Exercise: The whole listing, repeated exactly, is what this task asks for.

··· Records supplied ···

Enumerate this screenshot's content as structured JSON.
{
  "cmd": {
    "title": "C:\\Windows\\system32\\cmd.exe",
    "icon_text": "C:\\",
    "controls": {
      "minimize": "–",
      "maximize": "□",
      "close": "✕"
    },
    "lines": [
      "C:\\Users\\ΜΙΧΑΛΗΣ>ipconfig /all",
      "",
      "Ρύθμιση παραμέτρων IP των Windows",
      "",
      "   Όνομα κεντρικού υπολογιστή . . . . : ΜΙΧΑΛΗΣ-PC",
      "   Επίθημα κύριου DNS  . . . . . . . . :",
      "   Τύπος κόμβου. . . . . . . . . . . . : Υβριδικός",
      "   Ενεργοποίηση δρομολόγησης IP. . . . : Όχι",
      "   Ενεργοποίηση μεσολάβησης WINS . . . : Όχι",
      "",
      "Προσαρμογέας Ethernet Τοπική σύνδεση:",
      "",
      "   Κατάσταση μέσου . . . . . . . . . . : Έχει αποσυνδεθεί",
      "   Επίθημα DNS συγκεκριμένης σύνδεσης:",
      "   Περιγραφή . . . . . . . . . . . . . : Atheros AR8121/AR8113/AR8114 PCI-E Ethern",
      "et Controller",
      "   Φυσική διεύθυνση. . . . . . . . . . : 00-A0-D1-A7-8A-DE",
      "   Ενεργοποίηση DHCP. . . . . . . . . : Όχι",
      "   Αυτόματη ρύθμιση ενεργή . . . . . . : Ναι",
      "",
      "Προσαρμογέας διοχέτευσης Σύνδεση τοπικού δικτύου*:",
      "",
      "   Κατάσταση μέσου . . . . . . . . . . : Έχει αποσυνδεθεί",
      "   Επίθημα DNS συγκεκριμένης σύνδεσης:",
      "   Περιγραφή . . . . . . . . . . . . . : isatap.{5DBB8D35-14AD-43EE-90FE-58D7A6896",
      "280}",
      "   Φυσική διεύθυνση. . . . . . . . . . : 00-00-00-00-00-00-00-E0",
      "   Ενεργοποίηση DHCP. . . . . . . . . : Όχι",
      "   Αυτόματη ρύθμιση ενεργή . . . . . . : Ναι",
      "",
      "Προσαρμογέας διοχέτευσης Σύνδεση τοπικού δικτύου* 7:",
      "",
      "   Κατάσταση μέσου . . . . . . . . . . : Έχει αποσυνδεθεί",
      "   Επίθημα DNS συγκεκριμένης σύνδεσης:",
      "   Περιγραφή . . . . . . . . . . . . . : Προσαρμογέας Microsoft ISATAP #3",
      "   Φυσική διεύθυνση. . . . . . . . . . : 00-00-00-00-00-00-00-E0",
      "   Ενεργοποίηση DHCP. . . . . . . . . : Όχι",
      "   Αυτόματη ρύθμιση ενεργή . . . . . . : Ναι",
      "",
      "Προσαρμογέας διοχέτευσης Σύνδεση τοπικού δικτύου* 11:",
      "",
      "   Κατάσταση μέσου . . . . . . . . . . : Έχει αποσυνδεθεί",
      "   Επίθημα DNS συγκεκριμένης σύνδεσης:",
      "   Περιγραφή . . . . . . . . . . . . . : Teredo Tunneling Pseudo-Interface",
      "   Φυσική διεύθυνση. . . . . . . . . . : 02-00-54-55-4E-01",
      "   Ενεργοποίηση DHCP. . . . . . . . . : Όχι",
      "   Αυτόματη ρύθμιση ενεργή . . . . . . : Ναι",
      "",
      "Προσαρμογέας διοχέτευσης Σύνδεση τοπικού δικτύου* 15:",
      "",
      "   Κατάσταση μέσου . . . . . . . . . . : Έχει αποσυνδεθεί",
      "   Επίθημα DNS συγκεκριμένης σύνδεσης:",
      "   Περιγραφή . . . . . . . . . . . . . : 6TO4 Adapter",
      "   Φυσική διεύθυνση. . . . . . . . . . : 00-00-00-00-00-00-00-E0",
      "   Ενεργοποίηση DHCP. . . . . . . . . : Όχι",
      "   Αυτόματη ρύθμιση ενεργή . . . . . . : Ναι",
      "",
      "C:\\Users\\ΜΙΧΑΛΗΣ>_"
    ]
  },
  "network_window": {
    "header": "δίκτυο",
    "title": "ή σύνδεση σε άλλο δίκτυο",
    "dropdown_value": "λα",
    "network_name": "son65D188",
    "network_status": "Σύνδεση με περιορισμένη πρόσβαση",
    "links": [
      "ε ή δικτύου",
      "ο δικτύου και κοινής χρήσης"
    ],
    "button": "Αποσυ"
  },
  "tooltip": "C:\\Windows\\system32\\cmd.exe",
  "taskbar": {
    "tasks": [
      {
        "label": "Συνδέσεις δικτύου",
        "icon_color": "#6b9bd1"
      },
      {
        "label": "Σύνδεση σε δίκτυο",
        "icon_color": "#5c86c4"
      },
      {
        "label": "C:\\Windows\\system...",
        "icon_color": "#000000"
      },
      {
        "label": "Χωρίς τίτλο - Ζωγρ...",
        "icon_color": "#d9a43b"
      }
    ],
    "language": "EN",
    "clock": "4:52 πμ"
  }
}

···

Task answer:
Enumerate this screenshot's content as structured JSON.
{
  "cmd": {
    "title": "C:\\Windows\\system32\\cmd.exe",
    "icon_text": "C:\\",
    "controls": {
      "minimize": "–",
      "maximize": "□",
      "close": "✕"
    },
    "lines": [
      "C:\\Users\\ΜΙΧΑΛΗΣ>ipconfig /all",
      "",
      "Ρύθμιση παραμέτρων IP των Windows",
      "",
      "   Όνομα κεντρικού υπολογιστή . . . . : ΜΙΧΑΛΗΣ-PC",
      "   Επίθημα κύριου DNS  . . . . . . . . :",
      "   Τύπος κόμβου. . . . . . . . . . . . : Υβριδικός",
      "   Ενεργοποίηση δρομολόγησης IP. . . . : Όχι",
      "   Ενεργοποίηση μεσολάβησης WINS . . . : Όχι",
      "",
      "Προσαρμογέας Ethernet Τοπική σύνδεση:",
      "",
      "   Κατάσταση μέσου . . . . . . . . . . : Έχει αποσυνδεθεί",
      "   Επίθημα DNS συγκεκριμένης σύνδεσης:",
      "   Περιγραφή . . . . . . . . . . . . . : Atheros AR8121/AR8113/AR8114 PCI-E Ethern",
      "et Controller",
      "   Φυσική διεύθυνση. . . . . . . . . . : 00-A0-D1-A7-8A-DE",
      "   Ενεργοποίηση DHCP. . . . . . . . . : Όχι",
      "   Αυτόματη ρύθμιση ενεργή . . . . . . : Ναι",
      "",
      "Προσαρμογέας διοχέτευσης Σύνδεση τοπικού δικτύου*:",
      "",
      "   Κατάσταση μέσου . . . . . . . . . . : Έχει αποσυνδεθεί",
      "   Επίθημα DNS συγκεκριμένης σύνδεσης:",
      "   Περιγραφή . . . . . . . . . . . . . : isatap.{5DBB8D35-14AD-43EE-90FE-58D7A6896",
      "280}",
      "   Φυσική διεύθυνση. . . . . . . . . . : 00-00-00-00-00-00-00-E0",
      "   Ενεργοποίηση DHCP. . . . . . . . . : Όχι",
      "   Αυτόματη ρύθμιση ενεργή . . . . . . : Ναι",
      "",
      "Προσαρμογέας διοχέτευσης Σύνδεση τοπικού δικτύου* 7:",
      "",
      "   Κατάσταση μέσου . . . . . . . . . . : Έχει αποσυνδεθεί",
      "   Επίθημα DNS συγκεκριμένης σύνδεσης:",
      "   Περιγραφή . . . . . . . . . . . . . : Προσαρμογέας Microsoft ISATAP #3",
      "   Φυσική διεύθυνση. . . . . . . . . . : 00-00-00-00-00-00-00-E0",
      "   Ενεργοποίηση DHCP. . . . . . . . . : Όχι",
      "   Αυτόματη ρύθμιση ενεργή . . . . . . : Ναι",
      "",
      "Προσαρμογέας διοχέτευσης Σύνδεση τοπικού δικτύου* 11:",
      "",
      "   Κατάσταση μέσου . . . . . . . . . . : Έχει αποσυνδεθεί",
      "   Επίθημα DNS συγκεκριμένης σύνδεσης:",
      "   Περιγραφή . . . . . . . . . . . . . : Teredo Tunneling Pseudo-Interface",
      "   Φυσική διεύθυνση. . . . . . . . . . : 02-00-54-55-4E-01",
      "   Ενεργοποίηση DHCP. . . . . . . . . : Όχι",
      "   Αυτόματη ρύθμιση ενεργή . . . . . . : Ναι",
      "",
      "Προσαρμογέας διοχέτευσης Σύνδεση τοπικού δικτύου* 15:",
      "",
      "   Κατάσταση μέσου . . . . . . . . . . : Έχει αποσυνδεθεί",
      "   Επίθημα DNS συγκεκριμένης σύνδεσης:",
      "   Περιγραφή . . . . . . . . . . . . . : 6TO4 Adapter",
      "   Φυσική διεύθυνση. . . . . . . . . . : 00-00-00-00-00-00-00-E0",
      "   Ενεργοποίηση DHCP. . . . . . . . . : Όχι",
      "   Αυτόματη ρύθμιση ενεργή . . . . . . : Ναι",
      "",
      "C:\\Users\\ΜΙΧΑΛΗΣ>_"
    ]
  },
  "network_window": {
    "header": "δίκτυο",
    "title": "ή σύνδεση σε άλλο δίκτυο",
    "dropdown_value": "λα",
    "network_name": "son65D188",
    "network_status": "Σύνδεση με περιορισμένη πρόσβαση",
    "links": [
      "ε ή δικτύου",
      "ο δικτύου και κοινής χρήσης"
    ],
    "button": "Αποσυ"
  },
  "tooltip": "C:\\Windows\\system32\\cmd.exe",
  "taskbar": {
    "tasks": [
      {
        "label": "Συνδέσεις δικτύου",
        "icon_color": "#6b9bd1"
      },
      {
        "label": "Σύνδεση σε δίκτυο",
        "icon_color": "#5c86c4"
      },
      {
        "label": "C:\\Windows\\system...",
        "icon_color": "#000000"
      },
      {
        "label": "Χωρίς τίτλο - Ζωγρ...",
        "icon_color": "#d9a43b"
      }
    ],
    "language": "EN",
    "clock": "4:52 πμ"
  }
}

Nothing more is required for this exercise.